The Bible does not explicitly reveal what prompted Cain's actions, but there is a possibility that is worth considering as to why he acted as he did.
Is it possible Cain saw himself as the great protagonist, the conqueror of Satan—even the Savior of the world? Did Cain literally have a "Messiah complex"?
The stories of Cain, Balaam, and Korah help us to understand Jude's urgent warning to the church for all time. These men's ways are continually repeated.
If we lack love for our brethren who live in the presence of God, we are emulating Cain. It is God's desire that we stay in the fellowship.
Cain represents religion and worship on a person's own terms, according to his own priorities, rather than according to God's instruction.
Even though we may claim to follow God's way, there is a considerable measure of selfishness in our pathways, a tendency to be dismissive of other people.
The New Covenant sacrifices are far more demanding than the Old Covenant sacrifices. But there are poignant lessons to be learned from animal sacrifices.
Martin Collins, analyzing the differences between the offerings of Cain and Abel, emphasizes that failure to obey the command specifically requiring a livestock offering rather than produce from already-cursed ground (Genesis 3:17) disqualified Cain's offering. The observation that Cain's countenance fell suggests that he had …
It is commonly believed that the Ten Commandments are part of the ritualistic law, and that they lasted only until Christ. But here is the rest of the story.
With all the military metaphors in the Bible, there can be no doubt that God likens the Christian life to a war against the evils and temptations we face.
Abraham, the father of the faithful, did not have a blind faith; it was based upon observation of God's proven track record of faithfulness.

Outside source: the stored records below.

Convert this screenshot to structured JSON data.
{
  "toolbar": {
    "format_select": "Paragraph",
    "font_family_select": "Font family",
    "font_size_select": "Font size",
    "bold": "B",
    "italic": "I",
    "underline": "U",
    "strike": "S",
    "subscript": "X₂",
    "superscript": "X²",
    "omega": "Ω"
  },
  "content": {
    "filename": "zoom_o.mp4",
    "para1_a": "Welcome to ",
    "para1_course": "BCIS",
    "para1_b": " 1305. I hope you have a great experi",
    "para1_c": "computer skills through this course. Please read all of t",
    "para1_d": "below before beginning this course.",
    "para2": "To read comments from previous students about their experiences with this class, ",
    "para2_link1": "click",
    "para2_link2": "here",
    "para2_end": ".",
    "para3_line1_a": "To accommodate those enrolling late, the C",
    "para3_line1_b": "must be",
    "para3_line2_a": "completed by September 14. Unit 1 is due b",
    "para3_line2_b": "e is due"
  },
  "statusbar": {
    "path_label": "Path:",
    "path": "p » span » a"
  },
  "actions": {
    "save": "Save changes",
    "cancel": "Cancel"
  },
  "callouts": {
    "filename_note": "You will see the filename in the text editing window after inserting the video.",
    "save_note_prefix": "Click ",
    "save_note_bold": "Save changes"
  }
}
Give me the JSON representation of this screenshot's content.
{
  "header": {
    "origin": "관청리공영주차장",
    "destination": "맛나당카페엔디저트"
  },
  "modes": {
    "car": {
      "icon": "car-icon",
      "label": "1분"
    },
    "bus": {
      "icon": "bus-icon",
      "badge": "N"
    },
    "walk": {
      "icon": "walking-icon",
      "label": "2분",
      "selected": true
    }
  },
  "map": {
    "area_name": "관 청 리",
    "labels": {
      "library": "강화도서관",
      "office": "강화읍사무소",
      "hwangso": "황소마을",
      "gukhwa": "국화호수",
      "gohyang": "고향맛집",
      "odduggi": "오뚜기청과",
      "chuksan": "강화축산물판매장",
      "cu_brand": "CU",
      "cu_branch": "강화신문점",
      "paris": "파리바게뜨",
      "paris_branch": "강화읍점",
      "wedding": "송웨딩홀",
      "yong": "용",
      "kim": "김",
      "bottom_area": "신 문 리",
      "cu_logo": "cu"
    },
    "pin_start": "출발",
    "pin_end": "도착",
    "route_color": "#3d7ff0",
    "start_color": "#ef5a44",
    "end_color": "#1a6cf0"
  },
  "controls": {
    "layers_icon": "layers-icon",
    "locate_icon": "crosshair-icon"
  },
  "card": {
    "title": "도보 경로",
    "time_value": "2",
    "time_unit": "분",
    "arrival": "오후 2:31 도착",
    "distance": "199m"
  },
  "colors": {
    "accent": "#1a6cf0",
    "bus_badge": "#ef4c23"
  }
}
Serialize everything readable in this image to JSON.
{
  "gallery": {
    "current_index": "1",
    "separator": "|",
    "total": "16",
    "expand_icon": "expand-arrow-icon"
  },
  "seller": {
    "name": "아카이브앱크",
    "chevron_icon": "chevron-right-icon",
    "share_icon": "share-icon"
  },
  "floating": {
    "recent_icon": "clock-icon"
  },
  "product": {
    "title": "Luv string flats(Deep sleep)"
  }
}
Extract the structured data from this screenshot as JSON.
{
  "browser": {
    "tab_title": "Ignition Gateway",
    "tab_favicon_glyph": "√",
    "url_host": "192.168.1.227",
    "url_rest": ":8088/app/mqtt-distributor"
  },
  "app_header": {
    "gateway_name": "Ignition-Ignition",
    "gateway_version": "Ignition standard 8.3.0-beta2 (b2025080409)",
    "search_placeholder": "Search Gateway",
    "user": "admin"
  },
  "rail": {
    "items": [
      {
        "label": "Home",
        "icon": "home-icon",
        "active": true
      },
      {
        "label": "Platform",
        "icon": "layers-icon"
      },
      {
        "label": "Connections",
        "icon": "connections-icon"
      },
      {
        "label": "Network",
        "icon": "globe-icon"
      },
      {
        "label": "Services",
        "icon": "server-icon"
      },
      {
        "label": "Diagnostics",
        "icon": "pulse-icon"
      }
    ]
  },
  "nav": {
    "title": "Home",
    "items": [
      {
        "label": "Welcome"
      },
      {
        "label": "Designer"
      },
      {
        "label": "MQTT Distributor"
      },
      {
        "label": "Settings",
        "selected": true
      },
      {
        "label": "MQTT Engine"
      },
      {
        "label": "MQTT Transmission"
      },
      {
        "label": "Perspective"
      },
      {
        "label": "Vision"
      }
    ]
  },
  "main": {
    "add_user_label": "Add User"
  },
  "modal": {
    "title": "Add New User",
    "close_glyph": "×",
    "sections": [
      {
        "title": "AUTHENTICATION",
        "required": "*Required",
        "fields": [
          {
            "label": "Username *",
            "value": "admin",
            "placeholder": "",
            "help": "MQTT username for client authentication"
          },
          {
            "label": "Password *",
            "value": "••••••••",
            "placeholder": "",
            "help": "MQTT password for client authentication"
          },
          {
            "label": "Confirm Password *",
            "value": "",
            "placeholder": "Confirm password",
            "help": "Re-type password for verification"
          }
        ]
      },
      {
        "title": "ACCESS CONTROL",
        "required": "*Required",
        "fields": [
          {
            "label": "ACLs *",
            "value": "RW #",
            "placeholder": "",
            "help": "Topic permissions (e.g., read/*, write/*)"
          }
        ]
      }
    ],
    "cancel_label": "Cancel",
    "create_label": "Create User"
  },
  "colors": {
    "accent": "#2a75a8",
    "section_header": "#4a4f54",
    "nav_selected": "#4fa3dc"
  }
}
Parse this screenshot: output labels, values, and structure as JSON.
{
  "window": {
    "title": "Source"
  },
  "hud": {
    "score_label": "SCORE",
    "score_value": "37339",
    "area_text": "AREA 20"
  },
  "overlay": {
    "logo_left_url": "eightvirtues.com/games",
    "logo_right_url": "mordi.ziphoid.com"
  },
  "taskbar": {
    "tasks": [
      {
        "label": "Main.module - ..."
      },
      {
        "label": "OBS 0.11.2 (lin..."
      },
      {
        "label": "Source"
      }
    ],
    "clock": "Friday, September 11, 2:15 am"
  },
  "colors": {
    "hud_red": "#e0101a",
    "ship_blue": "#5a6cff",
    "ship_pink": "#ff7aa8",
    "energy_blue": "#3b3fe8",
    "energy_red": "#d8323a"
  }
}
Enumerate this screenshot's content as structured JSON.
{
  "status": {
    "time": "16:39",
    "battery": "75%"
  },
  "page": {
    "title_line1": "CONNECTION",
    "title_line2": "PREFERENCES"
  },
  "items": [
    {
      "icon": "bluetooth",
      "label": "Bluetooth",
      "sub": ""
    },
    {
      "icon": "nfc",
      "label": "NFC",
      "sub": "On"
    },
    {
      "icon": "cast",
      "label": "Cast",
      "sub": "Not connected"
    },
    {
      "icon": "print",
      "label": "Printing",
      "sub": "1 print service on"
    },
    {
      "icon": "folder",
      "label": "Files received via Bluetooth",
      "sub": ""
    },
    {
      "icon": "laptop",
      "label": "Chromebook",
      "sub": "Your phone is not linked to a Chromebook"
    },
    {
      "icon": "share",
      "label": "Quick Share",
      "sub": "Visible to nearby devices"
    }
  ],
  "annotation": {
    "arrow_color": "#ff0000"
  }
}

The contains a detailed record of both good and bad leaders, and it provides a repetitive principle that 'as go the leadership, so goes the nation.'
We learn from our original parents that as soon as we sin, a stark change occurs throughout our nervous system, subjecting us to shame and fear.
Pride, the father of all sins, is the source of self-exaltation, self-justification and the despising of authority. It cloaks rebellion in a deceptive appeal.
Those who ignore the clear biblical instructions for the wavesheaf offering with its unambiguous prohibitions risk the displeasure and judgment of God.
No one has felt more rejection than Jesus Christ. He was rejected by those of His hometown, and His own physical brothers rejected Him because they did not believe.
Proverbs 14:12 reveals that, when men follow a way of life that they think is right, it ultimately ends in death. Only God's way of life results in more life.
Like the older brother in the parable, we may have looked down on those who have stumbled. We are not equipped to judge anybody else's repentance.
We qualify to lead by internalizing the covenants, not only believing God, but doing what He says, realizing that the covenants are not complicated.
In Scripture, foam is usually accompanied by a state of agitation, as in hurricanes, angry waves of the sea, nations being torn asunder, or demonic influence.
John Ritenbaugh, reflecting that we have been marking nearly 6,000 years since Abel's offering was accepted and Cain's offering was rejected by God, an event revealing the carnal proclivity for jealousy leading to the first murder, reminds us that the Bible clearly shows that the requirement for the offering was in-force at the …